Speaking of iTunes. Been getting more reports in recent weeks that the iTunes podcast charts have been behaving more… erratic lately. Which, you know, isn’t all that surprising to hear, because if you’ve worked in this business before and have spent hours fixating on the iTunes charts, you see curious and unexpected things happening all the time. Like a few weeks ago, for example, when the charts were suddenly densely peppered with Disney enthusiast pods. Or when the charts something feel like they’ve scrambled up and old pods you haven’t seen for a while are now distributed above the #100 spot.

But given that a significant portion of content discovery for the whole industryprobably takes place on the iTunes charts and front page, these erraticisms aren’t insignificant. This, of course, is a problem of transparency, and I get it to some extent: if everybody knew how the weighting formula worked, chances are someone’s going to try and game it. Still, it’s incredibly frustrating; the charts represent one of the industry’s very few public signifier of values, and it just feels a little weird if it comes off as arbitrary, y’know?

Given that Apple is huge and famously guarded and has its hands in, well, more important things almost always, we’ll probably never really get a straight answer from the company on how the charts work. So let’s do the next best thing: let’s speculate. Let me know what factors you think drive the iTunes charts, and I’ll compile the answers to see if we’re guessing the same thing, or dreaming the same dream.

Here’s the link to the Google Form.

Relevant Bits

  • Didn’t catch this last month, but: The Memory Palace’s Nate DiMeo is now developing podcasts for MTV. He works under former Grantland Editorial Director Dan Fierman, who’s been building an eye-catching team that includes talent with solid pod cred under their belt, like Amy Nicholson and Molly Lambert. DiMeo will continue making The Memory Palace. (Current)

  • NPR’s newscasts now include language calling out the fact that they are live. NPR public editor Elizabeth Jensen digs into the rationale for the change, along with the complications it brings. (NPR)

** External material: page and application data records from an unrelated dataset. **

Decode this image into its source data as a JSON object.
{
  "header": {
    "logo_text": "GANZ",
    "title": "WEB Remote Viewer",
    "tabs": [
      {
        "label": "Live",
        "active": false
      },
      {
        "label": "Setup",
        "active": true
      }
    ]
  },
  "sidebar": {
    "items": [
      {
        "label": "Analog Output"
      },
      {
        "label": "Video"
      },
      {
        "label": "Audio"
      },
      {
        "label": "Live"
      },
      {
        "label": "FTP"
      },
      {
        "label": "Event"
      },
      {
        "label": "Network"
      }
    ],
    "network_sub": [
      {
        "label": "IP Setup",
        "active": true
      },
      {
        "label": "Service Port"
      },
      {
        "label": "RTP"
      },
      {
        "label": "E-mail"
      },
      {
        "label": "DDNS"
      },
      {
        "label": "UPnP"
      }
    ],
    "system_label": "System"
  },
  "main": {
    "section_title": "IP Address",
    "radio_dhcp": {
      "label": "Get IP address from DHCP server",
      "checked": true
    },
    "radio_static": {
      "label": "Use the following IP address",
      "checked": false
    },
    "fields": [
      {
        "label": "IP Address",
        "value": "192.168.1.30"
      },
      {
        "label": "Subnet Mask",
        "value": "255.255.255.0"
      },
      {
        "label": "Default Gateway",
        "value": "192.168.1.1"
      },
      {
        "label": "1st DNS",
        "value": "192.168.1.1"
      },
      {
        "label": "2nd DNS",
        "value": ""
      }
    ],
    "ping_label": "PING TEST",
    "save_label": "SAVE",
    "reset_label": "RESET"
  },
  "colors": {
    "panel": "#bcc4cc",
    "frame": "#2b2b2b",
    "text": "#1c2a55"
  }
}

  • Third Coast Festival, everybody’s favorite hippie indie audio commune, has launched a residency program for underrepresented producers in public radio. Send your proposals! (TCF)

  • PRX is getting ready to introduce something called “PodQuest” in mid-March. Basically, a talent quest but for pods. More details, whenever they emerge.

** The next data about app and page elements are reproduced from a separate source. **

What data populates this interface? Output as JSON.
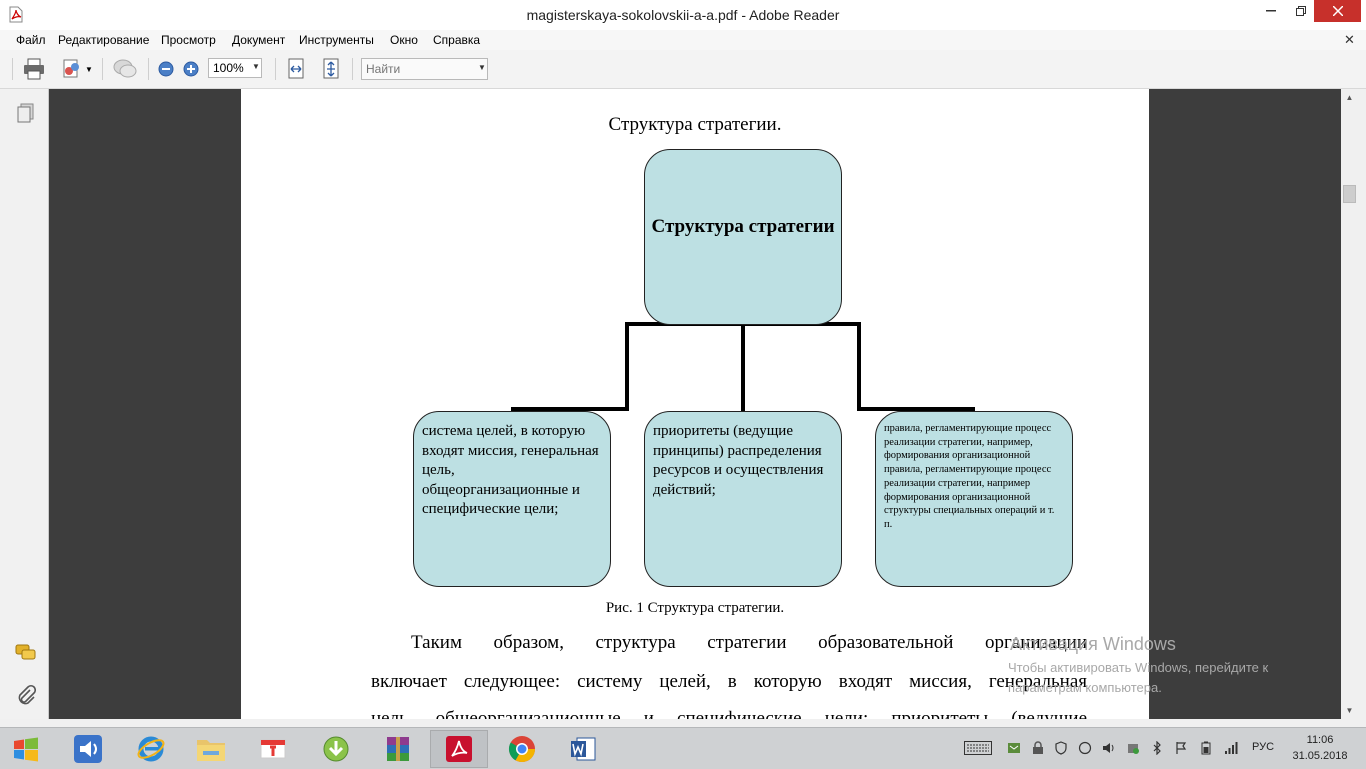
{
  "window": {
    "title": "magisterskaya-sokolovskii-a-a.pdf - Adobe Reader"
  },
  "menu": {
    "items": [
      "Файл",
      "Редактирование",
      "Просмотр",
      "Документ",
      "Инструменты",
      "Окно",
      "Справка"
    ]
  },
  "toolbar": {
    "zoom": "100%",
    "find_placeholder": "Найти"
  },
  "document": {
    "heading": "Структура стратегии.",
    "diagram": {
      "root": "Структура стратегии",
      "children": [
        "система целей, в которую входят миссия, генеральная цель, общеорганизационные и специфические цели;",
        "приоритеты (ведущие принципы) распределения ресурсов и осуществления действий;",
        "правила, регламентирующие процесс реализации стратегии, например, формирования организационной правила, регламентирующие процесс реализации стратегии, например формирования организационной структуры специальных операций и т. п."
      ]
    },
    "figure_caption": "Рис. 1 Структура стратегии.",
    "paragraph_lines": [
      "Таким образом, структура стратегии образовательной организации",
      "включает следующее: систему целей, в которую входят миссия, генеральная",
      "цель, общеорганизационные и специфические цели; приоритеты (ведущие"
    ]
  },
  "activation_notice": {
    "title": "Активация Windows",
    "text": "Чтобы активировать Windows, перейдите к параметрам компьютера."
  },
  "taskbar": {
    "language": "РУС",
    "time": "11:06",
    "date": "31.05.2018"
  },
  "colors": {
    "accent_close": "#c7302b",
    "diagram_fill": "#bde0e3",
    "document_background": "#3d3d3d"
  }
}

  • Bill Simmons’ upcoming publication, The Ringer, will almost certainly feature more podcasts. (Sports Illustrated)

  • Nerdist Industries’ Chris Hardwick joins Art19 as investor and advisor. (Art19 blog)

  • “‘Radio Atlas’ transports podcast listeners around the globe.” (Poynter)

  • I played around with Anchor yesterday, and asked co-founder Michael Mignano a bunch of rambling questions. (Anchor)

  • We finally learn the fate of NPR chicken. (Current)